_PROBLEM TO SOLVE_
Write the entries out again in full and unchanged, dropping every image.

(Records drawn from a dataset)
++++++

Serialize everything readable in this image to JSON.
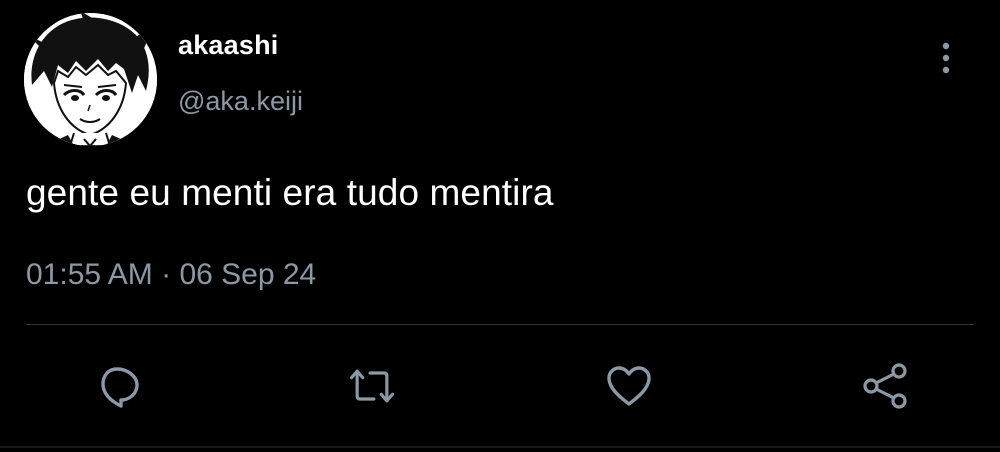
{
  "user": {
    "display_name": "akaashi",
    "handle": "@aka.keiji",
    "avatar_icon": "anime-character-avatar"
  },
  "tweet": {
    "text": "gente eu menti era tudo mentira",
    "time": "01:55 AM",
    "separator": "·",
    "date": "06 Sep 24"
  },
  "actions": {
    "reply_icon": "reply-icon",
    "retweet_icon": "retweet-icon",
    "like_icon": "heart-icon",
    "share_icon": "share-icon"
  },
  "colors": {
    "background": "#000000",
    "primary_text": "#ffffff",
    "secondary_text": "#8b98a5",
    "divider": "#2f3336"
  }
}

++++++

_TASK RESPONSE_
Serialize everything readable in this image to JSON.
{
  "user": {
    "display_name": "akaashi",
    "handle": "@aka.keiji",
    "avatar_icon": "anime-character-avatar"
  },
  "tweet": {
    "text": "gente eu menti era tudo mentira",
    "time": "01:55 AM",
    "separator": "·",
    "date": "06 Sep 24"
  },
  "actions": {
    "reply_icon": "reply-icon",
    "retweet_icon": "retweet-icon",
    "like_icon": "heart-icon",
    "share_icon": "share-icon"
  },
  "colors": {
    "background": "#000000",
    "primary_text": "#ffffff",
    "secondary_text": "#8b98a5",
    "divider": "#2f3336"
  }
}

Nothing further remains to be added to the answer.